paralympics
Wheelchair Basketball

Ian Sagar of Britain in action with Morteza Abedi and Mohammad Nezhad of Iran. (Ueslei Marcelino/Reuters)

What's it all about?

“We the North! We the North!” If you’ve let loose chanting this for the Raptors then we got next! If you’re into intense hoop-shooting action, wheelchair basketball is for you!

How it's played

Things to watch for

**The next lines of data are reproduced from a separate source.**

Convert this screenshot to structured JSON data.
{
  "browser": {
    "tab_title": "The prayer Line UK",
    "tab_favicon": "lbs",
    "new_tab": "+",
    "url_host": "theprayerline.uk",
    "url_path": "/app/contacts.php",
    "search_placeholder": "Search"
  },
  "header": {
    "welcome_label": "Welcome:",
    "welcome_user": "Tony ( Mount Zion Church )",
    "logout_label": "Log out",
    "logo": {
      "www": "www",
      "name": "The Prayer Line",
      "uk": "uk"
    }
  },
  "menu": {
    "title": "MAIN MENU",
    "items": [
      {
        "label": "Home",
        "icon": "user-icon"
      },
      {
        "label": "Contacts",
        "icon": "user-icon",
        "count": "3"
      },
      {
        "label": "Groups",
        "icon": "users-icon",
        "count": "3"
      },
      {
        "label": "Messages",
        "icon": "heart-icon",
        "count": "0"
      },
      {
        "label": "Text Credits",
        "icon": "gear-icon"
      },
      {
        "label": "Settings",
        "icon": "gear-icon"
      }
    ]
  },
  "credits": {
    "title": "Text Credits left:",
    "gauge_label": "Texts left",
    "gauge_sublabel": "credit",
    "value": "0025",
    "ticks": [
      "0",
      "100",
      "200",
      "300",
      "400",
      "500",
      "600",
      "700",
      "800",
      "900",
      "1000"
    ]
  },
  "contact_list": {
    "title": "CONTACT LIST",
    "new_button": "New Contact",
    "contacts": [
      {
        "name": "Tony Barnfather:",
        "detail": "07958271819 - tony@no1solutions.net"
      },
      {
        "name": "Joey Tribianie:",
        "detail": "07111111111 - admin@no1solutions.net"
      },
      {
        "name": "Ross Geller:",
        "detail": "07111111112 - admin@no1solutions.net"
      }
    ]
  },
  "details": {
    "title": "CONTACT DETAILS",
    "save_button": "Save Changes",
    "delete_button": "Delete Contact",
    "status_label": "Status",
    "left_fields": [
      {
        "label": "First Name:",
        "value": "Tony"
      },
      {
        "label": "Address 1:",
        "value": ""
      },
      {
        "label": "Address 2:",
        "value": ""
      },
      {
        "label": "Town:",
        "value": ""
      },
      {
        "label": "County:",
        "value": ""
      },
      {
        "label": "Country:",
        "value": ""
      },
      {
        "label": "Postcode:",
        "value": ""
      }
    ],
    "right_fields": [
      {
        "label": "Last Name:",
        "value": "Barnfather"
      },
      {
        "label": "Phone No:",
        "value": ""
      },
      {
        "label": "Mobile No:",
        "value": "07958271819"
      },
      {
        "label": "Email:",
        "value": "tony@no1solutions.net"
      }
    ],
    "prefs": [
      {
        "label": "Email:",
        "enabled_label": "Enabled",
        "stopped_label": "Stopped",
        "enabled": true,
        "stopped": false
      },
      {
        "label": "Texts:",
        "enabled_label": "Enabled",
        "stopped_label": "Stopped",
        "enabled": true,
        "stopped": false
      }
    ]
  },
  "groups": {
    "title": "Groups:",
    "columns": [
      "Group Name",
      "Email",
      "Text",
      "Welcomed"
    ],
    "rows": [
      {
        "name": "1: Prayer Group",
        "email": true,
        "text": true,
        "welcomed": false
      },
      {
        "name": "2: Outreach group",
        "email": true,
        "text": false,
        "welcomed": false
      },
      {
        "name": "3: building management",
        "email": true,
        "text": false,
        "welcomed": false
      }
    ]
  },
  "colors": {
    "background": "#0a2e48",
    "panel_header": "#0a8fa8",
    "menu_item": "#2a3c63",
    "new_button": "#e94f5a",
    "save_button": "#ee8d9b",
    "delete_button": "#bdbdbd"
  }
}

a female athlete tilts her wheelchair onto one wheel to try and read for the ball in the lap of another athlete
Cindy Ouellet tilts her wheelchair as she fights for the ball with Long Yuan of China at the Rio 2016 Paralympic Games. (Ueslei Marcellino/Reuters)
Tilting
  • When a player will go up on one wheel of their chair in order to get more height for blocking, to get rebounds and to make shots. 
  • This takes a lot of strength and great skill!
an athlete bumps his wheelchair into his opponent to try and block him
Shaun Norris of Australia and Mitsugu Chiwaki of Japan in action at the Rio 2016 Paralympic Games. (Alexandre Loureiro/Getty Images)
Cutting-edge wheelchairs
  • The wheelchairs used in the sport are very specialized. 
  • Not only are they made from titanium to be super strong, but the wheels are also angled for quick turns. 
  • They have a front bumper designed to not lock up with their opponent.
a female athlete holds the basketball in her lap as she pushes her wheelchair forward on the court
Mariska Beijer of the Netherlands holds the ball on her lap at the Rio 2016 Paralympic Games. (Ueslei Marcelino/Reuters)
Lap ball
  • Athletes can put the ball in their lap while in motion. 
  • But once the ball is in their lap they can only push the wheels of their chair two times or they will get a “travelling” call from the referee.